Documentary Exposes Ugly Secret of Colonialism in Canada
Native Elders stand before a church demanding an answer to the question, "Where is Maisie Shaw?" Maisie Shaw was a young girl witnesses claim was murdered at the United Church's Alberni Indian Residential School in 1946 by its Principal, Alfred Caldwell. (Ayesia Moarif 2005)
A hard-hitting documentary that made its debut at the Gabriola Island Film Festival last weekend dwells on a theme that would surprise and shock most Canadians: Canada's genocide.
Even the words sound strange. Who knew that a genocide lurked within Canada's relatively civilized history?
According to Kevin Annett, co-writer and producer of Unrepentant: Kevin Annett and Canada's Genocide , the time has come for Canadians to learn the truth about what really happened to the aboriginal people from the start of colonialism until today.
It's not a pretty story. Unrepentant documents the "deliberate and systematic extermination" of non-Christian indigenous people within the Indian residential school system by the Catholic, United, Presbyterian and Anglican churches, in collusion with the federal government.
The film, which made its American debut last November at the New York Independent Film and Video Festival where it won Best Director of an International Documentary, is based on Annett's groundbreaking book, "Hidden From History: The Canadian Holocaust." Unrepentant will also be screened at various film festivals around the world.
"We want to generate international pressure on Canada and the churches to start to have full disclosure about what went on so that there can be some healing; real healing can only happen when there's been that kind of complete disclosure," Annett told The Epoch Times from his home in Nanaimo on Vancouver Island.
First-hand testimonies from residential school survivors are interwoven with Annett's own story of how, as a United Church minister in Port Alberni, he was fired, publicly defrocked, and had his reputation maligned by church officials after he uncovered evidence of murder and other crimes committed by the church through its Indian boarding schools.
Around 1929, the churches were given legal guardianship of all the children who attended the schools, and Annett says this gave school staff free rein to perpetrate any atrocity upon their wards without having to answer to anyone.
The list of crimes is long, and includes beatings, electric shocks, forced sterilization, medical experimentation, starvation, rape as well as various other forms of sexual abuse, and murder.
As the residential school survivors in Unrepentant tell their stories, the pain evident on their stoic faces, an understanding of what went on in those institutions gradually emerges.
Some spoke of young girls becoming pregnant as a result of rape, or nuns becoming pregnant after sexually abusing boys; some described being made to dig graves for the babies who would be killed after birth.
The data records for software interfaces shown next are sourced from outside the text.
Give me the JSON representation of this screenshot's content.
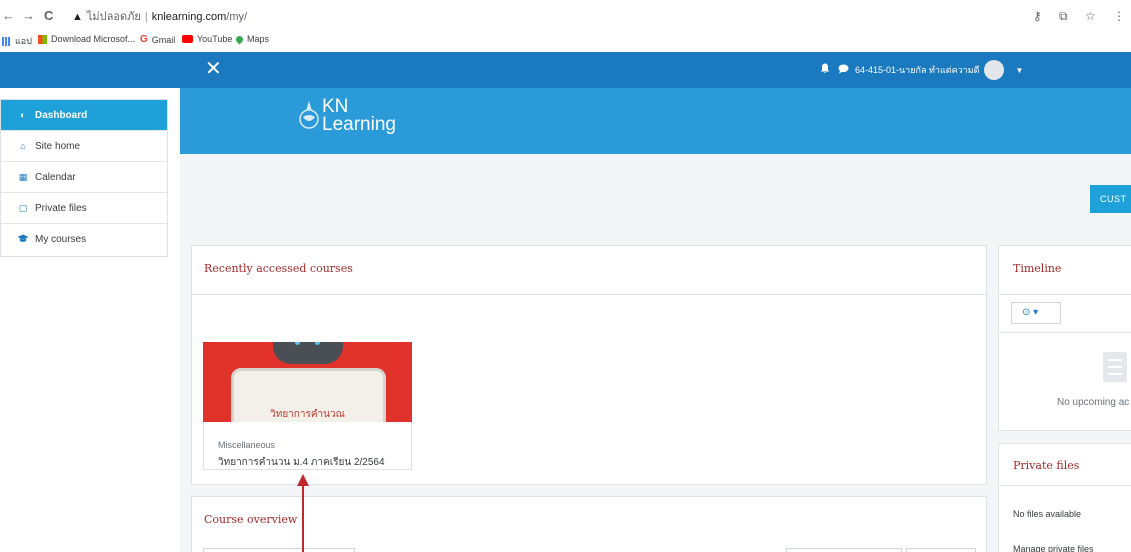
{
  "browser": {
    "back": "←",
    "forward": "→",
    "reload": "C",
    "security_warning": "▲",
    "security_label": "ไม่ปลอดภัย",
    "host": "knlearning.com",
    "path": "/my/",
    "right_icons": [
      "key-icon",
      "translate-icon",
      "star-icon",
      "more-icon"
    ]
  },
  "bookmarks": [
    {
      "label": "แอป",
      "icon": "apps-icon",
      "color": "#4285f4"
    },
    {
      "label": "Download Microsof...",
      "icon": "microsoft-icon",
      "color": "#f25022"
    },
    {
      "label": "Gmail",
      "icon": "google-icon",
      "color": "#ea4335"
    },
    {
      "label": "YouTube",
      "icon": "youtube-icon",
      "color": "#ff0000"
    },
    {
      "label": "Maps",
      "icon": "maps-icon",
      "color": "#34a853"
    }
  ],
  "navbar": {
    "close_symbol": "✕",
    "user_name": "64-415-01-นายกัล ทำแต่ความดี",
    "bell": "🔔",
    "chat": "💬",
    "caret": "▼",
    "color": "#1b79c0"
  },
  "drawer": {
    "items": [
      {
        "label": "Dashboard",
        "icon": "dashboard-icon",
        "glyph": "◐",
        "active": true
      },
      {
        "label": "Site home",
        "icon": "home-icon",
        "glyph": "⌂",
        "active": false
      },
      {
        "label": "Calendar",
        "icon": "calendar-icon",
        "glyph": "▦",
        "active": false
      },
      {
        "label": "Private files",
        "icon": "file-icon",
        "glyph": "▢",
        "active": false
      },
      {
        "label": "My courses",
        "icon": "graduation-cap-icon",
        "glyph": "🎓",
        "active": false
      }
    ]
  },
  "brand": {
    "line1": "KN",
    "line2": "Learning"
  },
  "customise_button": "CUST",
  "recent": {
    "title": "Recently accessed courses",
    "course": {
      "image_text": "วิทยาการคำนวณ",
      "category": "Miscellaneous",
      "name": "วิทยาการคำนวน ม.4 ภาคเรียน 2/2564"
    }
  },
  "overview": {
    "title": "Course overview"
  },
  "timeline": {
    "title": "Timeline",
    "filter_glyph": "⊙ ▾",
    "empty_text": "No upcoming ac"
  },
  "private_files": {
    "title": "Private files",
    "empty_text": "No files available",
    "manage_link": "Manage private files"
  },
  "colors": {
    "accent": "#1ea1d9",
    "header": "#2a9ad9",
    "title_red": "#a52a2a",
    "arrow": "#c0282d"
  }
}
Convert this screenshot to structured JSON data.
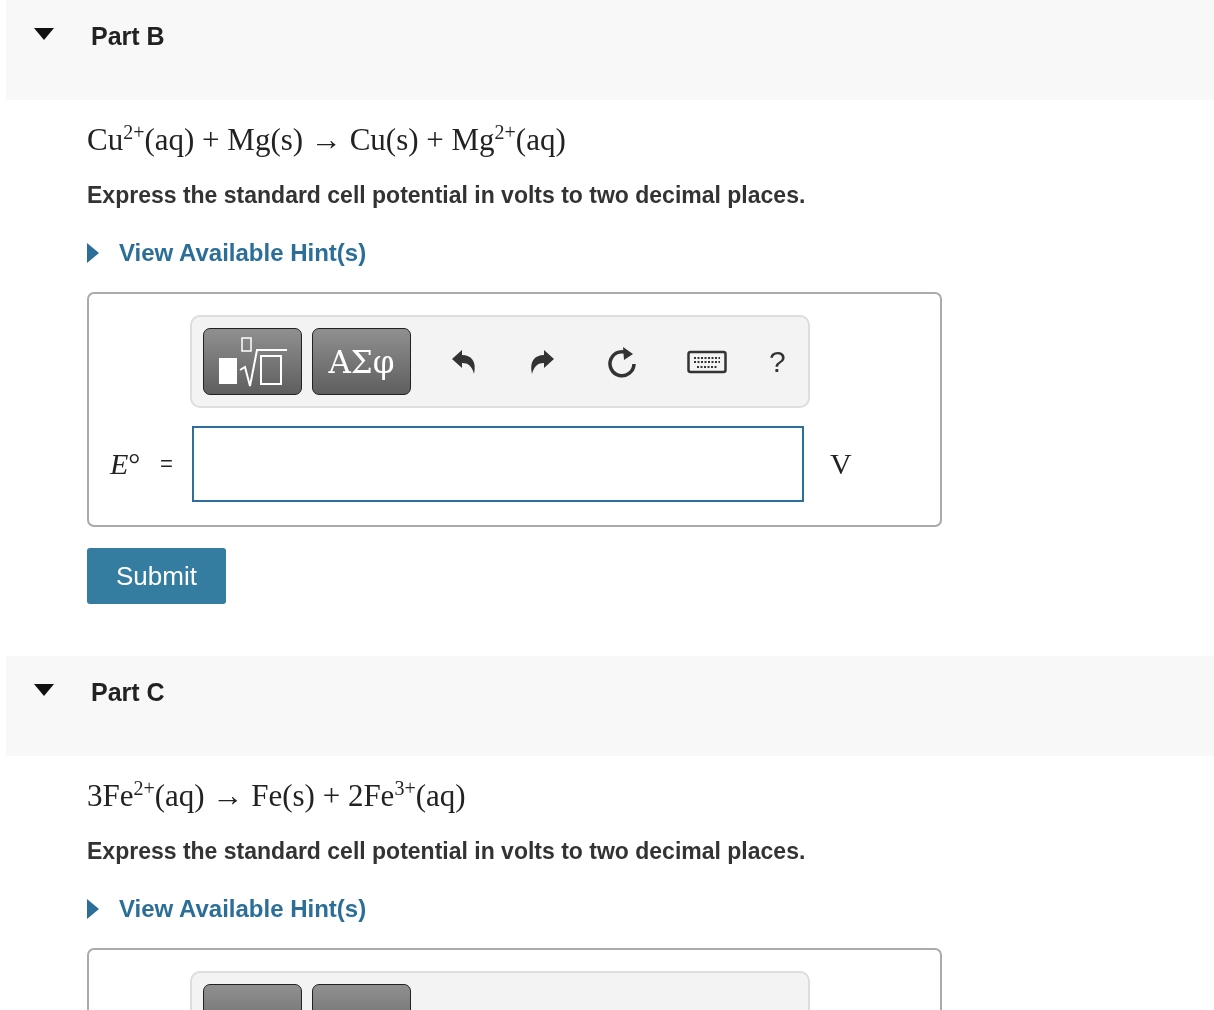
{
  "parts": [
    {
      "title": "Part B",
      "expanded": true,
      "equation": "Cu$^{2+}$(aq) + Mg(s) → Cu(s) + Mg$^{2+}$(aq)",
      "instruction": "Express the standard cell potential in volts to two decimal places.",
      "hint": {
        "label": "View Available Hint(s)",
        "expanded": false
      },
      "answer": {
        "kind": "full",
        "symbols": "ΑΣφ",
        "help": "?",
        "label": "*E*°",
        "equals": "=",
        "unit": "V"
      },
      "submit": "Submit"
    },
    {
      "title": "Part C",
      "expanded": true,
      "equation": "3Fe$^{2+}$(aq) → Fe(s) + 2Fe$^{3+}$(aq)",
      "instruction": "Express the standard cell potential in volts to two decimal places.",
      "hint": {
        "label": "View Available Hint(s)",
        "expanded": false
      },
      "answer": {
        "kind": "cut"
      }
    }
  ]
}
Rick Lavalee talked about hearing the agonized cries of his only brother as he was being tortured with a cattle prod. The boy died on the spot. Belvy Breber recounted how her brother was hanged in the gym of the Kuper Island school. She was told he'd committed suicide, but she didn't believe it. While the boy was still hanging, the other kids were paraded through the gym as a warning that this could happen to them if they didn't behave.
Of the 100,000 who went through the schools, it is estimated that at least 50,000 were killed. Many of those who died were buried in unmarked graves on or around the school grounds; most of the bodies were never returned to the families.
Harriet Nahanee, who spent five years at the Alberni Residential School, said she remembered the RCMP arriving at her village in a gunboat to round up the children who were to be taken to the school. Children as young as three were often taken even though the schools weren't supposed to accept anyone under the age of seven.
If the parents fought this abduction of their children, they were liable to be arrested under the provisions of the Indian Act, something Annett calls "a piece of race-based legislation" in that it almost completely took away the rights of the native peoples.
Germ warfare was also used. Narrator Lori O'Rorke said deliberately-spread smallpox epidemics in the 1700s and 1800s killed "untold millions" of the world's indigenous people and wiped out many Canadian aboriginals even before the residential schools began operating. Annett says approximately 98 percent of native populations on the west coast were decimated by smallpox.
Survivors in Unrepentant describe how, during a tuberculosis outbreak, they were made to play and sleep with infected children so that they too would become infected with the highly contagious disease.
While most of the schools had closed by 1984, the last federally run facility, the Gordon Residential School in Saskatchewan, closed in 1996.
The legacy of Canada's residential schools, says Annett, is evident in the high rates of suicide, substance abuse and poverty seen in aboriginal communities across the country. He believes he can help change this by "raising an awareness of what actually happened here and the long-term effects it's having on aboriginal people."
"The aboriginal people need recognition and to be treated with dignity and respect, and that's not happening right now. Anyone who's been abused in any way needs the crime to be recognized and named, and it really hasn't been."
Unrepentant: Kevin Annett and Canada's Genocide is written by Kevin Annett and Louie Lawless, directed by Louie Lawless, and produced by Kevin Annett, Louie Lawless and Lori O'Rorke.